Another possible threat to the dominance of the breakfast show is digital radio. The ease of station surfing using a digital set may see an end to the days when listeners stay locked to one station from morning to night.
The head of radio at MediaVest, Mark Helm, is not convinced. "Digital radio may aid promiscuity in terms of radio listening, but that is so far off at the moment," he says. "I don't think that it's anything we currently need to concern ourselves with. Besides which, if you look at pre-sets in cars, people have eight or ten, but only tend to use three or four of them. Listeners tend to be quite loyal to a station, considering the portfolio that's available to them."
Helm still sees the breakfast show as must-have airtime for advertisers.
"I looked into what percentage of audience I would lose on a station if I only bought the breakfast," he says. "The answer was only 20 per cent." However, he does acknowledge that morning shows may not be the ideal platform for every product. For example, video rental companies would be much better served advertising on a drive-time show.
Breakfast shows are also not ideal for every type of marketing strategy.
Markettiers4dc specialises in brokering radio sponsorships and promotions, and its marketing manager, Simon Saunders, feels breakfast shows don't always serve his needs as well as they could. "There tends to be a hell of a lot going on during breakfast shows," he says. "Therefore, stations don't tend to spend a lot of time on competitions during them. Outside of the breakfast slot, presenters don't get to see much of the promotional spend.

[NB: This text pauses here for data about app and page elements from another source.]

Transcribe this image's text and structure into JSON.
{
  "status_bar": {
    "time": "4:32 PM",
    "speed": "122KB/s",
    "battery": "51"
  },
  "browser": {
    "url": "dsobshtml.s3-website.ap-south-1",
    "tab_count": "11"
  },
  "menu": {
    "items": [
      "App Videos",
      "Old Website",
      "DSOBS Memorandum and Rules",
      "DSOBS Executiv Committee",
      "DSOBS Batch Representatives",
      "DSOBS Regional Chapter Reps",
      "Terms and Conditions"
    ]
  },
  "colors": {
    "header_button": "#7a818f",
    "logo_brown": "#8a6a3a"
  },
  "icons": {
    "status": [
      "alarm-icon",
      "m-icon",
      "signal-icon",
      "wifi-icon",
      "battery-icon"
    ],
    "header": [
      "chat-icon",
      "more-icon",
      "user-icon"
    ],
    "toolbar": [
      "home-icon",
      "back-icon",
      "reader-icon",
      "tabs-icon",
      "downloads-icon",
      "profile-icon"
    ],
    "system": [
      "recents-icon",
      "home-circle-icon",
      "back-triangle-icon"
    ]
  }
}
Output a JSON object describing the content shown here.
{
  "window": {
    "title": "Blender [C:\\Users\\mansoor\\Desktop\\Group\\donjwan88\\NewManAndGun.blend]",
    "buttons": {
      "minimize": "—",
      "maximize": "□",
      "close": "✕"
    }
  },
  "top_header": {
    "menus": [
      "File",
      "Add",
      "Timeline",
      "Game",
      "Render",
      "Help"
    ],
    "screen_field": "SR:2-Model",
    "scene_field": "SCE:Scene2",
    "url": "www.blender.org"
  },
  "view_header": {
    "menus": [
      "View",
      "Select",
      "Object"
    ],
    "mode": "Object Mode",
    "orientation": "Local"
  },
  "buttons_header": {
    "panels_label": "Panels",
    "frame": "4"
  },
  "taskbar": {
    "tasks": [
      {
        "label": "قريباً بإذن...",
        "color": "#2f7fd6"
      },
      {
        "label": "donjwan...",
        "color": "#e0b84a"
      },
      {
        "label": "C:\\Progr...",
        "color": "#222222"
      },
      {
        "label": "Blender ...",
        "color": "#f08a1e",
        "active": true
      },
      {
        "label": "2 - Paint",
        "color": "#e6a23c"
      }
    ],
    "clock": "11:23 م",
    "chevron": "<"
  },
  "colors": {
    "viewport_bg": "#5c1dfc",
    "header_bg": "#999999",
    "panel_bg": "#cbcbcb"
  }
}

However, they do tend to give you better treatment for promotions and competitions than their breakfast show colleagues."
The importance of the breakfast show isn't as clear cut as it seems.
Not every station relies on it for the lion's share of its revenue. For smaller stations, such as Jazz FM or talkSPORT in its early days, it's often prudent to compete during other time slots, where big rivals are weaker.
Nevertheless, the morning show is still the big money maker and the best means with which to pull in a loyal following. While this remains the case, radio groups can be forgiven for making breakfast their priority.
However, if they do so at the expense of their entire schedule, they do so at their own risk.